The ‘Type’ of Clavicle
The male clavicle is long and robust, while the female clavicle is short and smooth.
In brief, the male clavicle is the type of clavicle that occurs in males. Comparatively, it is longer and thicker. Therefore, it has a higher linear length, mid clavicle circumference, and medial 2/3 and lateral 1/3 junction circumference. In addition to these, it has a higher posterior curved length. Meanwhile, the female clavicle is the type of clavicle that occurs in females. However, it is shorter and thinner. On that account, its linear length, mid clavicle circumference, and medial 2/3 and lateral 1/3 junction circumference are comparatively smaller similarly as the posterior curved length. Therefore, the main difference between male and female clavicle is their anatomical features, such as size and shape.
1. Sehrawat, Jagmahender Singh, and R.k. Pathak. “Variability in Anatomical Features of Human Clavicle: Its Forensic Anthropological and Clinical Significance.” Translational Research in Anatomy, vol. 3-4, 2016, pp. 5–14., doi:10.1016/j.tria.2016.08.001.
2. Doshi, M. A., and Bhaskar B. Reddy. “Determination of Sex of Adult Human Clavicle by Discriminant Function Analysis in Marathwada Region of Maharashtra.” International Journal of Research in Medical Sciences, vol. 5, no. 9, 2017, p. 3859., doi:10.18203/2320-6012.ijrms20173701.
1. “Clavicle 4” By Anatomist90 – Own work (CC BY-SA 3.0) via Commons Wikimedia

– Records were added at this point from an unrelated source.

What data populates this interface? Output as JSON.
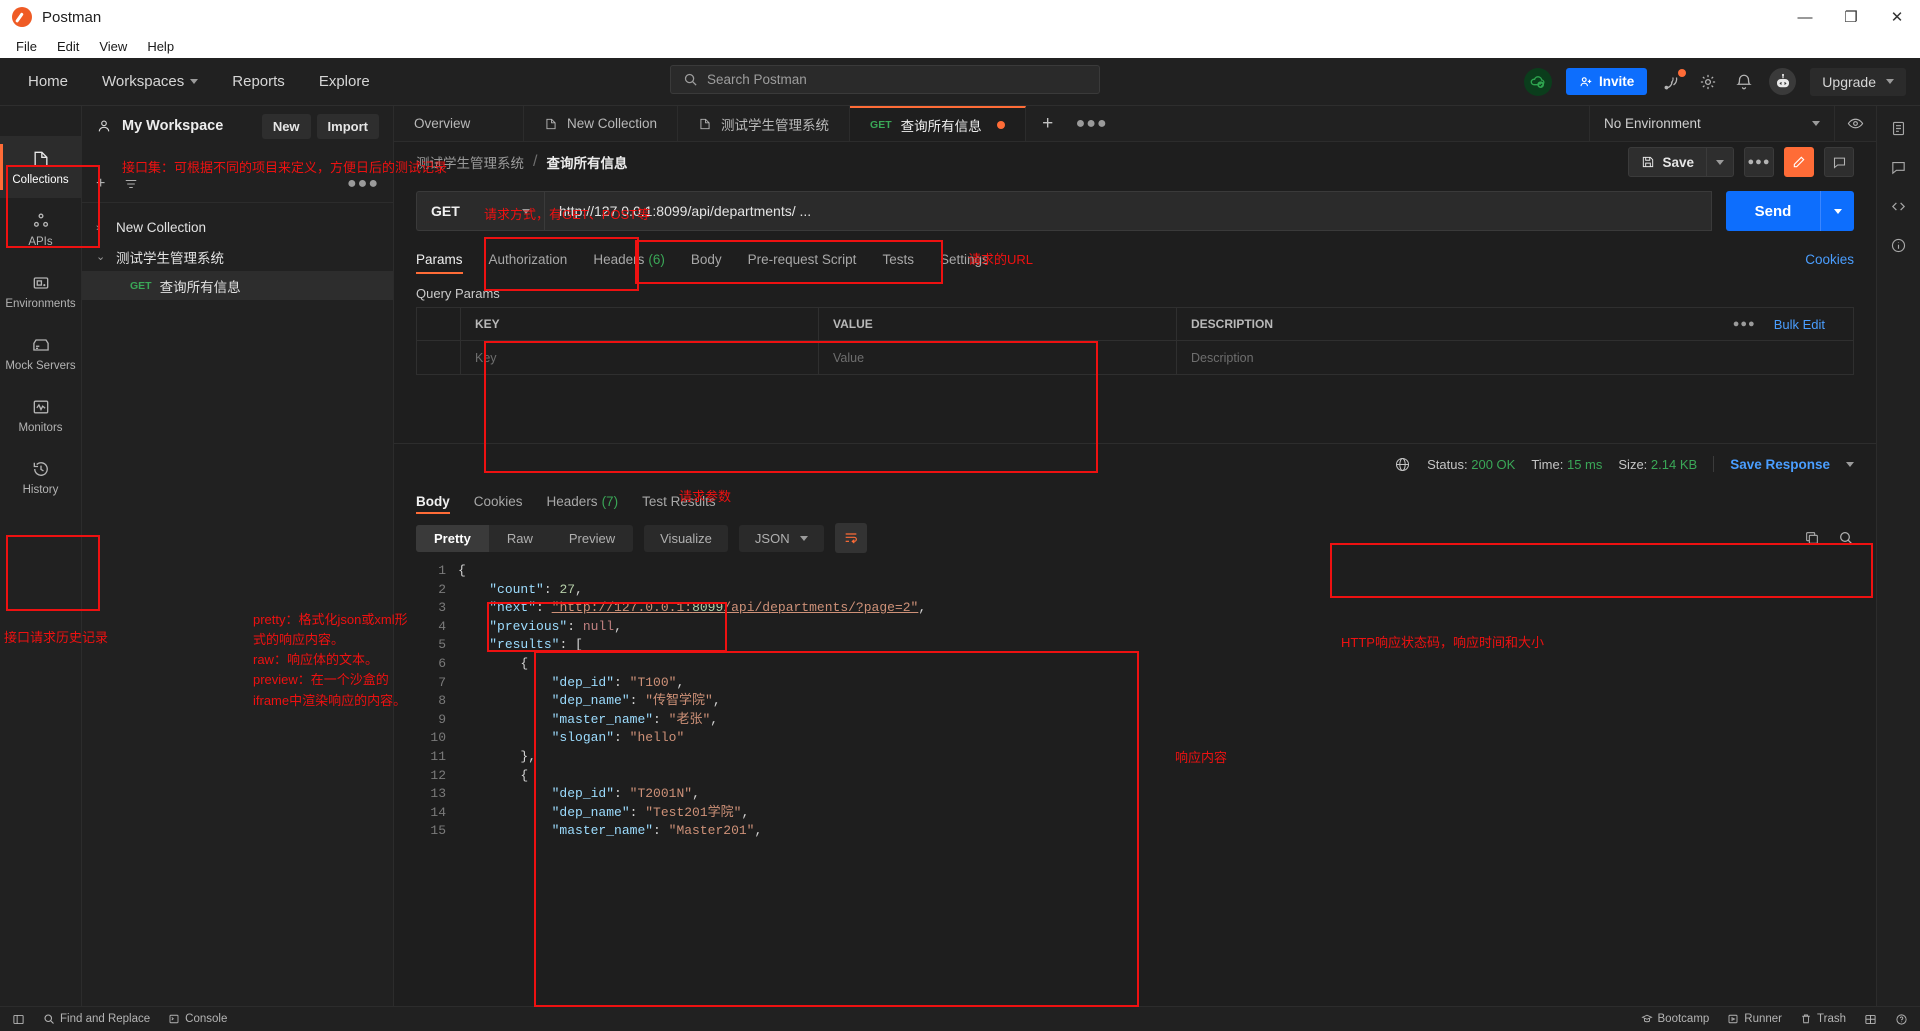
{
  "window": {
    "app_title": "Postman",
    "menu": [
      "File",
      "Edit",
      "View",
      "Help"
    ],
    "controls": {
      "minimize": "—",
      "maximize": "❐",
      "close": "✕"
    }
  },
  "header": {
    "nav": [
      "Home",
      "Workspaces",
      "Reports",
      "Explore"
    ],
    "search_placeholder": "Search Postman",
    "invite_label": "Invite",
    "upgrade_label": "Upgrade",
    "icons": [
      "cloud-check-icon",
      "satellite-icon",
      "gear-icon",
      "bell-icon",
      "bot-icon"
    ]
  },
  "sidebar": {
    "workspace_icon": "user-icon",
    "workspace_name": "My Workspace",
    "new_label": "New",
    "import_label": "Import",
    "tools": [
      "plus-icon",
      "filter-icon",
      "more-icon"
    ],
    "tree": [
      {
        "label": "New Collection",
        "chevron": "›",
        "type": "collection",
        "selected": false
      },
      {
        "label": "测试学生管理系统",
        "chevron": "⌄",
        "type": "collection",
        "selected": false
      },
      {
        "label": "查询所有信息",
        "method": "GET",
        "type": "request",
        "selected": true
      }
    ]
  },
  "rail": {
    "items": [
      {
        "label": "Collections",
        "icon": "collections-icon",
        "active": true
      },
      {
        "label": "APIs",
        "icon": "apis-icon",
        "active": false
      },
      {
        "label": "Environments",
        "icon": "environments-icon",
        "active": false
      },
      {
        "label": "Mock Servers",
        "icon": "mock-servers-icon",
        "active": false
      },
      {
        "label": "Monitors",
        "icon": "monitors-icon",
        "active": false
      },
      {
        "label": "History",
        "icon": "history-icon",
        "active": false
      }
    ]
  },
  "tabs": {
    "items": [
      {
        "label": "Overview",
        "icon": "",
        "active": false,
        "unsaved": false
      },
      {
        "label": "New Collection",
        "icon": "collection-icon",
        "active": false,
        "unsaved": false
      },
      {
        "label": "测试学生管理系统",
        "icon": "collection-icon",
        "active": false,
        "unsaved": false
      },
      {
        "label": "查询所有信息",
        "method": "GET",
        "active": true,
        "unsaved": true
      }
    ],
    "plus": "+",
    "dots": "●●●",
    "environment": "No Environment",
    "eye_icon": "eye-icon"
  },
  "request": {
    "breadcrumb_parent": "测试学生管理系统",
    "breadcrumb_sep": "/",
    "breadcrumb_current": "查询所有信息",
    "save_label": "Save",
    "method": "GET",
    "url": "http://127.0.0.1:8099/api/departments/ ...",
    "send_label": "Send",
    "tabs": [
      {
        "label": "Params",
        "active": true,
        "count": ""
      },
      {
        "label": "Authorization",
        "active": false,
        "count": ""
      },
      {
        "label": "Headers",
        "active": false,
        "count": "(6)"
      },
      {
        "label": "Body",
        "active": false,
        "count": ""
      },
      {
        "label": "Pre-request Script",
        "active": false,
        "count": ""
      },
      {
        "label": "Tests",
        "active": false,
        "count": ""
      },
      {
        "label": "Settings",
        "active": false,
        "count": ""
      }
    ],
    "cookies_link": "Cookies",
    "query_params": {
      "title": "Query Params",
      "columns": [
        "KEY",
        "VALUE",
        "DESCRIPTION"
      ],
      "bulk_edit": "Bulk Edit",
      "dots": "●●●",
      "rows": [
        {
          "key": "Key",
          "value": "Value",
          "description": "Description",
          "placeholder": true
        }
      ]
    }
  },
  "response": {
    "status_label": "Status:",
    "status_value": "200 OK",
    "time_label": "Time:",
    "time_value": "15 ms",
    "size_label": "Size:",
    "size_value": "2.14 KB",
    "save_response": "Save Response",
    "tabs": [
      {
        "label": "Body",
        "active": true,
        "count": ""
      },
      {
        "label": "Cookies",
        "active": false,
        "count": ""
      },
      {
        "label": "Headers",
        "active": false,
        "count": "(7)"
      },
      {
        "label": "Test Results",
        "active": false,
        "count": ""
      }
    ],
    "format_modes": [
      {
        "label": "Pretty",
        "active": true
      },
      {
        "label": "Raw",
        "active": false
      },
      {
        "label": "Preview",
        "active": false
      }
    ],
    "visualize_label": "Visualize",
    "language": "JSON",
    "wrap_icon": "wrap-lines-icon",
    "copy_icon": "copy-icon",
    "search_icon": "search-icon",
    "body_lines": [
      {
        "n": 1,
        "text": "{"
      },
      {
        "n": 2,
        "text": "    \"count\": 27,"
      },
      {
        "n": 3,
        "text": "    \"next\": \"http://127.0.0.1:8099/api/departments/?page=2\","
      },
      {
        "n": 4,
        "text": "    \"previous\": null,"
      },
      {
        "n": 5,
        "text": "    \"results\": ["
      },
      {
        "n": 6,
        "text": "        {"
      },
      {
        "n": 7,
        "text": "            \"dep_id\": \"T100\","
      },
      {
        "n": 8,
        "text": "            \"dep_name\": \"传智学院\","
      },
      {
        "n": 9,
        "text": "            \"master_name\": \"老张\","
      },
      {
        "n": 10,
        "text": "            \"slogan\": \"hello\""
      },
      {
        "n": 11,
        "text": "        },"
      },
      {
        "n": 12,
        "text": "        {"
      },
      {
        "n": 13,
        "text": "            \"dep_id\": \"T2001N\","
      },
      {
        "n": 14,
        "text": "            \"dep_name\": \"Test201学院\","
      },
      {
        "n": 15,
        "text": "            \"master_name\": \"Master201\","
      }
    ]
  },
  "annotations": {
    "collections": "接口集：可根据不同的项目来定义，方便日后的测试记录",
    "history": "接口请求历史记录",
    "method": "请求方式，有GET、POST等",
    "url": "请求的URL",
    "params": "请求参数",
    "status": "HTTP响应状态码，响应时间和大小",
    "body": "响应内容",
    "formats": "pretty：格式化json或xml形\n式的响应内容。\nraw：响应体的文本。\npreview：在一个沙盒的\niframe中渲染响应的内容。"
  },
  "bottombar": {
    "left": [
      {
        "label": "Find and Replace",
        "icon": "search-icon"
      },
      {
        "label": "Console",
        "icon": "console-icon"
      }
    ],
    "right": [
      {
        "label": "Bootcamp",
        "icon": "bootcamp-icon"
      },
      {
        "label": "Runner",
        "icon": "runner-icon"
      },
      {
        "label": "Trash",
        "icon": "trash-icon"
      }
    ],
    "panel_icon": "layout-icon",
    "help_icon": "help-icon"
  }
}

2. “802 Pectoral Girdle” By OpenStax College – Anatomy & Physiology, Connexions Web site. (CC BY 3.0) via Commons Wikimedia